Bacon is prepared from several different cuts of meat. It is usually made from side and back cuts of pork, except in the United States and Canada, where it is most commonly prepared from pork belly (typically referred to as “streaky”, “fatty”, or “American style” outside of the US and Canada). The side cut has more meat and less fat than the belly. Bacon may be prepared from either of two distinct back cuts: fatback, which is almost pure fat, and pork loin, which is very lean. Bacon-cured pork loin is known as back bacon.
Bacon may be eaten smoked, boiled, fried, baked, or grilled and eaten on its own, as a side dish (particularly in breakfasts in North America) or used as a minor ingredient to flavour dishes (e.g., the Club sandwich). Bacon is also used for barding and larding roasts, especially game, including venison and pheasant. The word is derived from the Old High German bacho, meaning “buttock”, “ham” or “side of bacon”, and cognate with the Old French bacon.
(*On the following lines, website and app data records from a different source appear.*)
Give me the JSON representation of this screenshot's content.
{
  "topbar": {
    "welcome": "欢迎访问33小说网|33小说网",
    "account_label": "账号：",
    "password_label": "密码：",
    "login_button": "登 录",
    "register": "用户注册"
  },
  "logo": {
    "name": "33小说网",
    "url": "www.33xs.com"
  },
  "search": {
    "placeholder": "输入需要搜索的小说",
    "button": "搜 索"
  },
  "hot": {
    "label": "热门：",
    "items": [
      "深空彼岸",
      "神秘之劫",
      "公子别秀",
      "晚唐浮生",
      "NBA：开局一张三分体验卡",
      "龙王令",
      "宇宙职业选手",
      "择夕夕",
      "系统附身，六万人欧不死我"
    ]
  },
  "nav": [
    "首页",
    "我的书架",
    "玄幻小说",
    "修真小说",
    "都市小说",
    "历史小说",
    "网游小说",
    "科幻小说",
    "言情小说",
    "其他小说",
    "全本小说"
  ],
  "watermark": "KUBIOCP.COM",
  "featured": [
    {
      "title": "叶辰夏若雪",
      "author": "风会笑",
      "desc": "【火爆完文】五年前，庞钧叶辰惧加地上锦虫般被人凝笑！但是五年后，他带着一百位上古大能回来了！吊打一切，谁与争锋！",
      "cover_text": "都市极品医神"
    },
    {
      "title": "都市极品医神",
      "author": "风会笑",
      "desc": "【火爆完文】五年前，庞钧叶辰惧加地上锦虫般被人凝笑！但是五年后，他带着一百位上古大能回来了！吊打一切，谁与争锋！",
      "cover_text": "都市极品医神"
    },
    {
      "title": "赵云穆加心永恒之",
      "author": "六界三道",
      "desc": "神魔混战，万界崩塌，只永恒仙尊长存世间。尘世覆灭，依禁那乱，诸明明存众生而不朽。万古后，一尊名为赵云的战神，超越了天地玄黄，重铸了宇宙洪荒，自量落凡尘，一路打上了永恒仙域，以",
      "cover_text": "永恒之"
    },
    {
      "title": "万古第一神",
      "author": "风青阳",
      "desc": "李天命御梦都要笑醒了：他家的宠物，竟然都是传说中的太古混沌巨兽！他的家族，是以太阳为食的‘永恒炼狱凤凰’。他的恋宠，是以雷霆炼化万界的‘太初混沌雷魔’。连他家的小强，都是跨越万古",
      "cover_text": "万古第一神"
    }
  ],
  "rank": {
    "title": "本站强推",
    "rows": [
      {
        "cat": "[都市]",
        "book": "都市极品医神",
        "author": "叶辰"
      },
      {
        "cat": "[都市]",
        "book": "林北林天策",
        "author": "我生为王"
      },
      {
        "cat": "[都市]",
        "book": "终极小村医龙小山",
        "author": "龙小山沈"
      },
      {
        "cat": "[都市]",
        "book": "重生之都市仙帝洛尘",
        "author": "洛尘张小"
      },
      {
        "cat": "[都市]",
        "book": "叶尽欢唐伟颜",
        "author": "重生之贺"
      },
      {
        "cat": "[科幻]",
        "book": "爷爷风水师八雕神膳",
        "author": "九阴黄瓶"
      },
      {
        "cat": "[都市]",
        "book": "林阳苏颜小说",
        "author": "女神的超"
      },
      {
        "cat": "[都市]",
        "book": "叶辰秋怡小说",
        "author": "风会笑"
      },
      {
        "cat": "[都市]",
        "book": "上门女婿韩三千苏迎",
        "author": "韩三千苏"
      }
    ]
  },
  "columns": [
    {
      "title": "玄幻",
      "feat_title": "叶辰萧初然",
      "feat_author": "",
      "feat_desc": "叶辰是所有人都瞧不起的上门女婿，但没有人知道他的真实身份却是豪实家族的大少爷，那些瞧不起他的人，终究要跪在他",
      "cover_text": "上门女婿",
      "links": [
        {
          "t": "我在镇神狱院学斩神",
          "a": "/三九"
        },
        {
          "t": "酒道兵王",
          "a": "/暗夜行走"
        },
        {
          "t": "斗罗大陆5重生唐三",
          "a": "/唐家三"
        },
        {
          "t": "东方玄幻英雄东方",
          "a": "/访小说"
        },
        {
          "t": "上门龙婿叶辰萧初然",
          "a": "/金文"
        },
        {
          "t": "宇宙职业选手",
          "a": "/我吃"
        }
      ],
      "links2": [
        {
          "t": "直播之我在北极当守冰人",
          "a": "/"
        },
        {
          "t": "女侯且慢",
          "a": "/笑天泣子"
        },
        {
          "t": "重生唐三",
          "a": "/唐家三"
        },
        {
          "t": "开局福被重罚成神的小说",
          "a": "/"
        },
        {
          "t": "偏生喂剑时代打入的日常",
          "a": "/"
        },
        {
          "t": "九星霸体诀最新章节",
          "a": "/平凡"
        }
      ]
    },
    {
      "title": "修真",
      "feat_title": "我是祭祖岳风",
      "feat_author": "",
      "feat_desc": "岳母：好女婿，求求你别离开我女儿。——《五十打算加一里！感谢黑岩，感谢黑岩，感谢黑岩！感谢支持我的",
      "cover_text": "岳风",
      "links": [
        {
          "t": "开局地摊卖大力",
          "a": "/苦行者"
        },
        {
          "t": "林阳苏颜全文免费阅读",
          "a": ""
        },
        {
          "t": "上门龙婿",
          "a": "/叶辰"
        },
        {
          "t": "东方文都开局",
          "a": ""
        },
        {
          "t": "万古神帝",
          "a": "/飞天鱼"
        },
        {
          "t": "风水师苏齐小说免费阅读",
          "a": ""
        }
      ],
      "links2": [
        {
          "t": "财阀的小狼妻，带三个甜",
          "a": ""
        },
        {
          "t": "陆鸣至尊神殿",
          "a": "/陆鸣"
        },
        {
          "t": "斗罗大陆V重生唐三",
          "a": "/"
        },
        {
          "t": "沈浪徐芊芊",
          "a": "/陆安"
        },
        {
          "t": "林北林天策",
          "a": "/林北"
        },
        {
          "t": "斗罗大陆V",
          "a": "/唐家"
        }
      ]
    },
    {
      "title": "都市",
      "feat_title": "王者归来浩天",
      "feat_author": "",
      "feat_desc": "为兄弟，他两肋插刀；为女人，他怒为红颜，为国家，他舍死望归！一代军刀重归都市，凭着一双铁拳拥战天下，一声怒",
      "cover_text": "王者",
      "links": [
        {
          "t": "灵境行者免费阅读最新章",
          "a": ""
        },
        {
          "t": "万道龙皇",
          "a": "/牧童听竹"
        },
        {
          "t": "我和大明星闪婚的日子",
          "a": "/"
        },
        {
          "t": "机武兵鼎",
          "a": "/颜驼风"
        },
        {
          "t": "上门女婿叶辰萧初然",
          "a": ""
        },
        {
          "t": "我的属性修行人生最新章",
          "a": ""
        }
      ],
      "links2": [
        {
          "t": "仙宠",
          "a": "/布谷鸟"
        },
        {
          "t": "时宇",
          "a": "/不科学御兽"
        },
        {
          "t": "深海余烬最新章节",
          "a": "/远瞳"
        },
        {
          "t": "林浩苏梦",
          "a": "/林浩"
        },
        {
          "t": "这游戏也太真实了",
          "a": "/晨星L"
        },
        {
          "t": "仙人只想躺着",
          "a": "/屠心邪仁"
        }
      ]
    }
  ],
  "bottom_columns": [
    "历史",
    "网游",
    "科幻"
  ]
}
In contrast to the practice in the United States, in continental Europe these cuts of the pig are usually not smoked, but are instead used primarily in cubes (lardons) as a cooking ingredient, valued both as a source of fat and for its flavour. In Italy, this product is called pancetta and is usually cooked in small cubes or thinly sliced as part of anantipasto.
Meat from other animals, such as beef, lamb, chicken, goat, or turkey, may also be cut, cured, or otherwise prepared to resemble bacon, and may even be referred to as “bacon”. Such use is common in areas with significant Jewish and Muslim populations, both of which prohibit the consumption of pigs. The USDA defines bacon as “the cured belly of a swine carcass”; other cuts and characteristics must be separately qualified (e.g., “smoked pork loin bacon”). For safety, bacon may be treated to preventtrichinosis, caused by Trichinella, a parasitic roundworm which can be destroyed by heating, freezing, drying, or smoking.
Bacon is distinguished from salt pork and ham by differences in the brine (or dry packing). Bacon brine has added curing ingredients, most notably sodium nitrite, and occasionally potassium nitrate (saltpeter); sodium ascorbate or erythorbate are added to accelerate curing and stabilise colour. Flavourings such as brown sugar or maple are used for some products. Sodium polyphosphates, such as sodium triphosphate, may be added to make the produce easier to slice and to reduce spattering when the bacon is pan-fried. Today, a brine for ham, but not bacon, includes a large amount of sugar. Historically, “ham” and “bacon” referred to different cuts of meat that were brined or packed identically, often together in the same barrel.
Bacon Butty – The King of Comfort Food
Text from Wikipedia